------ MATERIAL SHOWN
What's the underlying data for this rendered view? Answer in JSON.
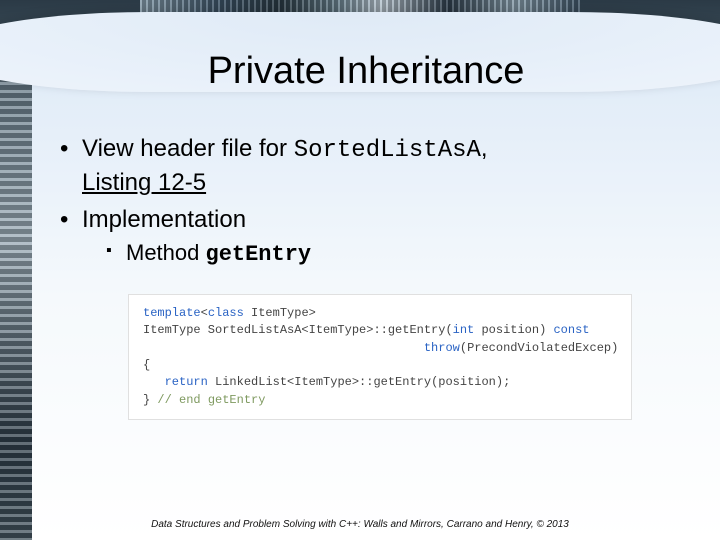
{
  "title": "Private Inheritance",
  "bullets": {
    "b1_pre": "View header file for ",
    "b1_code": "SortedListAsA",
    "b1_post": ", ",
    "b1_link": "Listing 12-5",
    "b2": "Implementation",
    "sub1_pre": "Method ",
    "sub1_code": "getEntry"
  },
  "code": {
    "l1a": "template",
    "l1b": "<",
    "l1c": "class",
    "l1d": " ItemType>",
    "l2a": "ItemType SortedListAsA<ItemType>::getEntry(",
    "l2b": "int",
    "l2c": " position) ",
    "l2d": "const",
    "l3a": "                                       ",
    "l3b": "throw",
    "l3c": "(PrecondViolatedExcep)",
    "l4": "{",
    "l5a": "   ",
    "l5b": "return",
    "l5c": " LinkedList<ItemType>::getEntry(position);",
    "l6a": "} ",
    "l6b": "// end getEntry"
  },
  "footer": "Data Structures and Problem Solving with C++: Walls and Mirrors, Carrano and Henry, ©  2013"
}
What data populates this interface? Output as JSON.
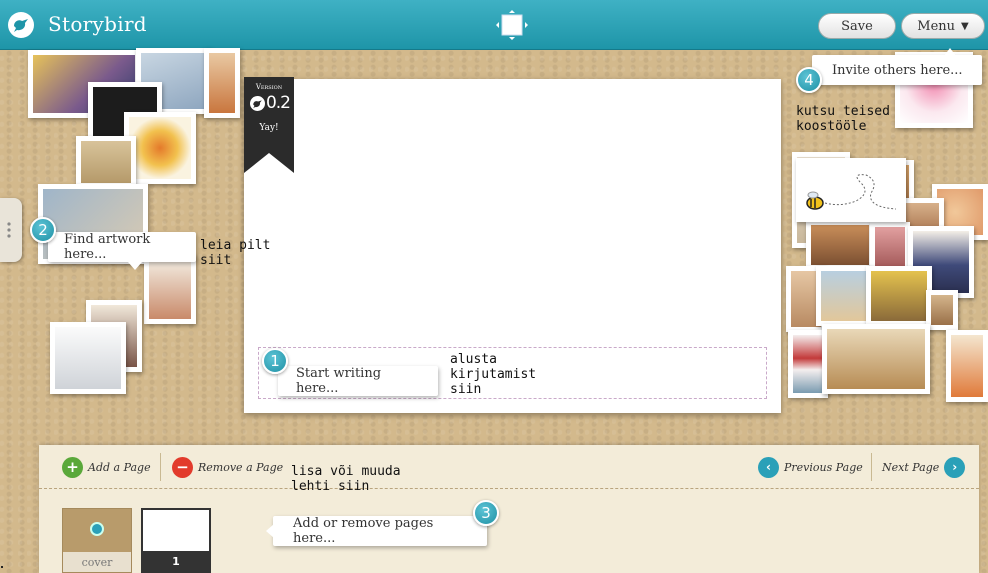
{
  "app": {
    "brand": "Storybird",
    "save_label": "Save",
    "menu_label": "Menu",
    "menu_caret": "▼"
  },
  "version_ribbon": {
    "word": "Version",
    "number": "0.2",
    "tagline": "Yay!"
  },
  "hints": {
    "start_writing": {
      "number": "1",
      "text": "Start writing here...",
      "note": "alusta\nkirjutamist\nsiin"
    },
    "find_artwork": {
      "number": "2",
      "text": "Find artwork here...",
      "note": "leia pilt\nsiit"
    },
    "pages": {
      "number": "3",
      "text": "Add or remove pages here...",
      "note": "lisa või muuda\nlehti siin"
    },
    "invite": {
      "number": "4",
      "text": "Invite others here...",
      "note": "kutsu teised\nkoostööle"
    }
  },
  "page_toolbar": {
    "add_page": "Add a Page",
    "remove_page": "Remove a Page",
    "previous_page": "Previous Page",
    "next_page": "Next Page"
  },
  "page_strip": {
    "cover_label": "cover",
    "page1_label": "1"
  },
  "colors": {
    "topbar": "#1e95a8",
    "accent": "#2aa0b8",
    "add_green": "#5aa83a",
    "remove_red": "#e23b2c"
  }
}
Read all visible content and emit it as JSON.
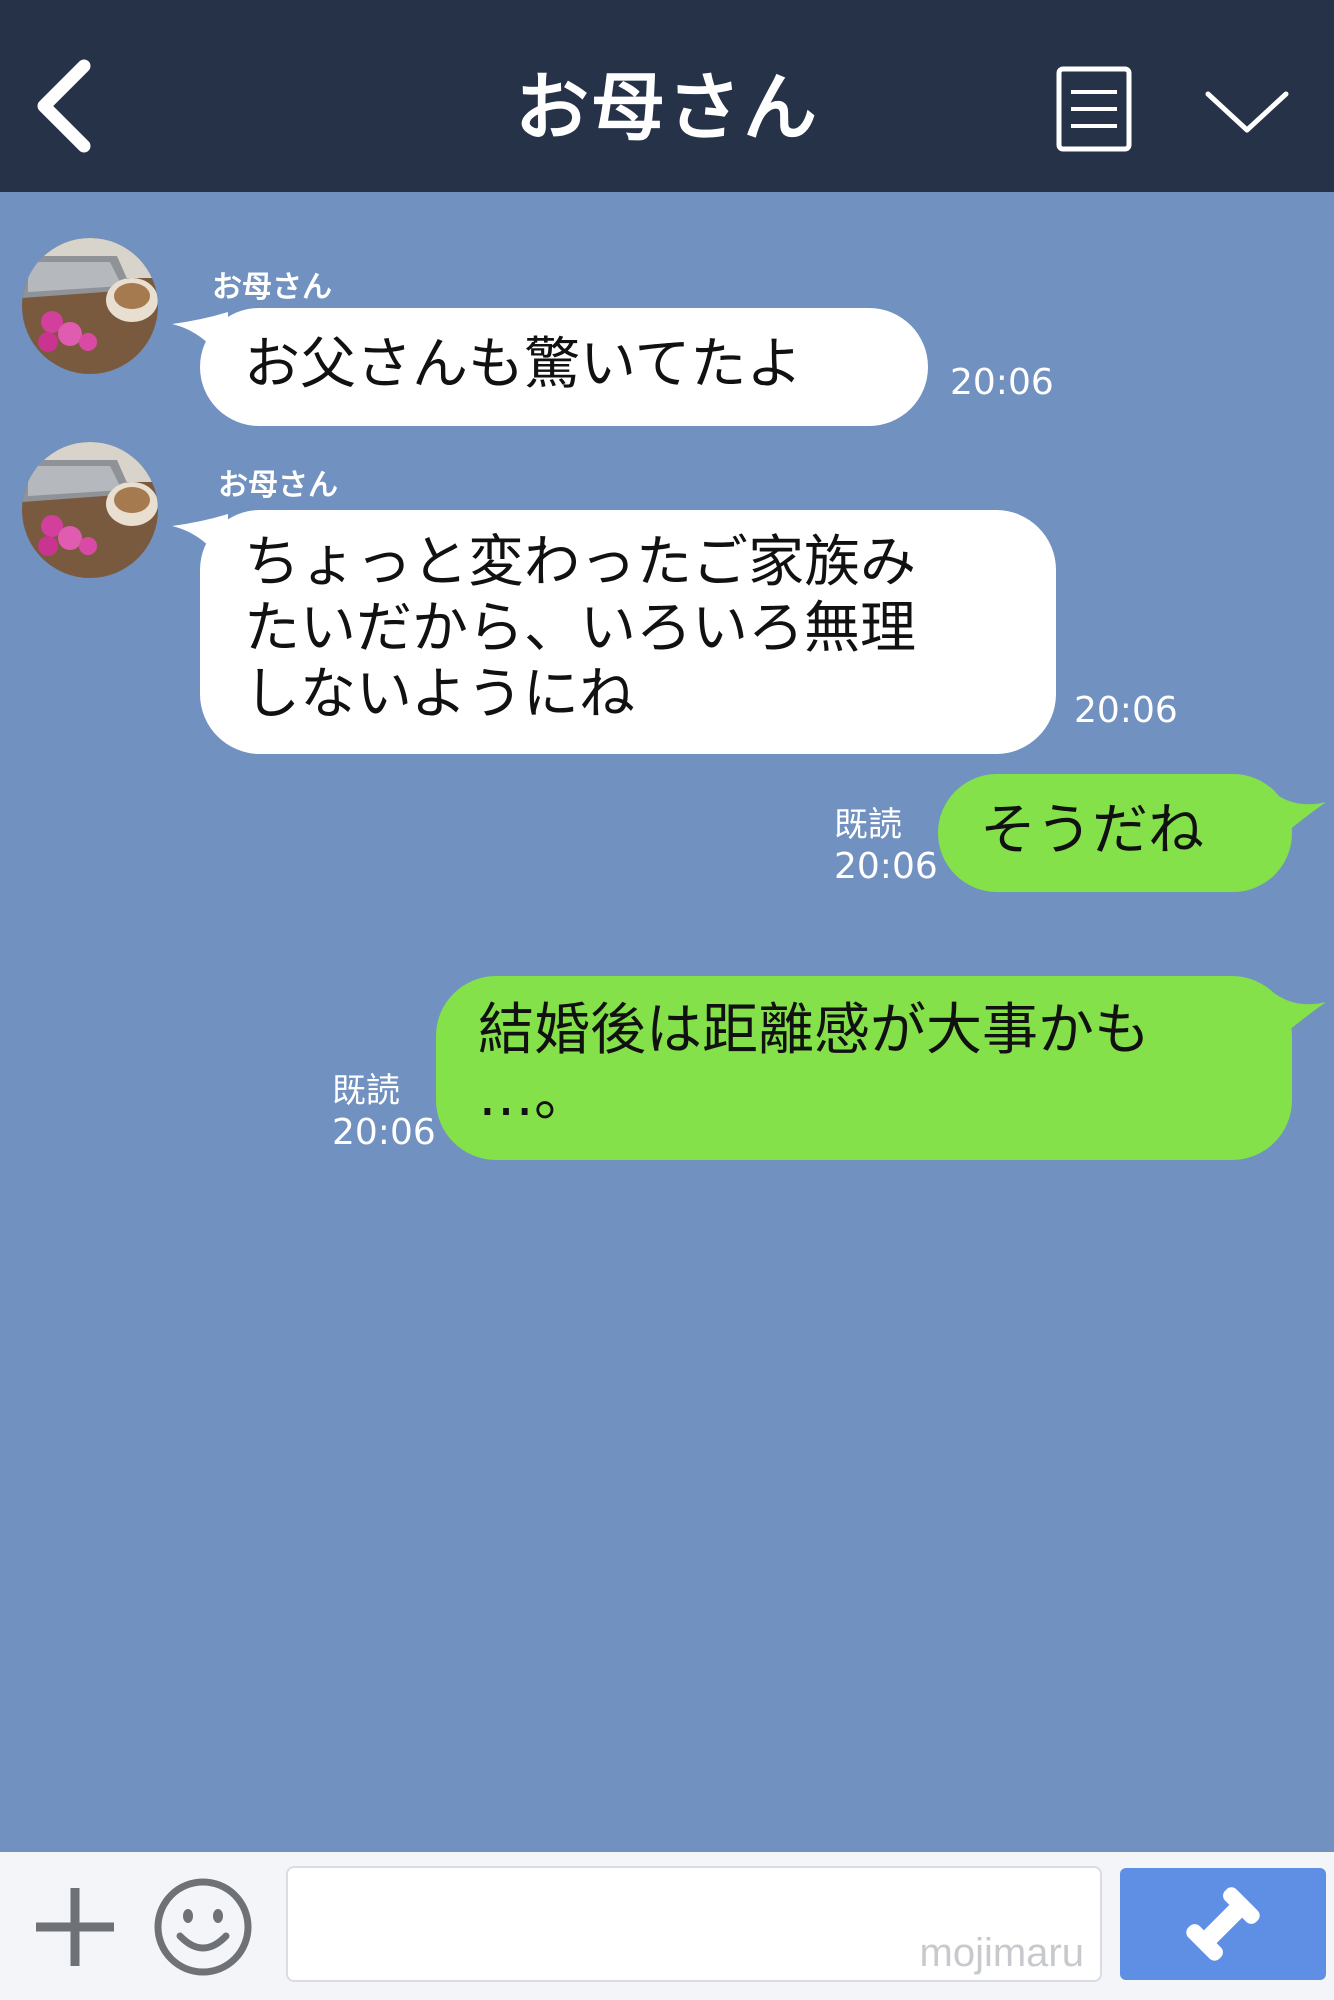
{
  "header": {
    "title": "お母さん",
    "back_icon": "chevron-left-icon",
    "menu_icon": "menu-list-icon",
    "collapse_icon": "chevron-down-icon"
  },
  "messages": [
    {
      "side": "in",
      "sender": "お母さん",
      "lines": [
        "お父さんも驚いてたよ"
      ],
      "time": "20:06"
    },
    {
      "side": "in",
      "sender": "お母さん",
      "lines": [
        "ちょっと変わったご家族み",
        "たいだから、いろいろ無理",
        "しないようにね"
      ],
      "time": "20:06"
    },
    {
      "side": "out",
      "lines": [
        "そうだね"
      ],
      "read": "既読",
      "time": "20:06"
    },
    {
      "side": "out",
      "lines": [
        "結婚後は距離感が大事かも",
        "…。"
      ],
      "read": "既読",
      "time": "20:06"
    }
  ],
  "footer": {
    "input_value": "",
    "watermark": "mojimaru",
    "plus_icon": "plus-icon",
    "emoji_icon": "smiley-icon",
    "call_icon": "phone-icon"
  },
  "colors": {
    "background": "#7191c1",
    "header": "#263248",
    "incoming_bubble": "#ffffff",
    "outgoing_bubble": "#84e149",
    "call_button": "#5e8fe5"
  }
}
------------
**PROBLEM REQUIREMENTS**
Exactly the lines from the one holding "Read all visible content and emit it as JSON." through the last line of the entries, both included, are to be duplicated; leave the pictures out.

**SOLUTION FOR THIS EXERCISE**
Read all visible content and emit it as JSON.
{
  "header": {
    "title": "お母さん",
    "back_icon": "chevron-left-icon",
    "menu_icon": "menu-list-icon",
    "collapse_icon": "chevron-down-icon"
  },
  "messages": [
    {
      "side": "in",
      "sender": "お母さん",
      "lines": [
        "お父さんも驚いてたよ"
      ],
      "time": "20:06"
    },
    {
      "side": "in",
      "sender": "お母さん",
      "lines": [
        "ちょっと変わったご家族み",
        "たいだから、いろいろ無理",
        "しないようにね"
      ],
      "time": "20:06"
    },
    {
      "side": "out",
      "lines": [
        "そうだね"
      ],
      "read": "既読",
      "time": "20:06"
    },
    {
      "side": "out",
      "lines": [
        "結婚後は距離感が大事かも",
        "…。"
      ],
      "read": "既読",
      "time": "20:06"
    }
  ],
  "footer": {
    "input_value": "",
    "watermark": "mojimaru",
    "plus_icon": "plus-icon",
    "emoji_icon": "smiley-icon",
    "call_icon": "phone-icon"
  },
  "colors": {
    "background": "#7191c1",
    "header": "#263248",
    "incoming_bubble": "#ffffff",
    "outgoing_bubble": "#84e149",
    "call_button": "#5e8fe5"
  }
}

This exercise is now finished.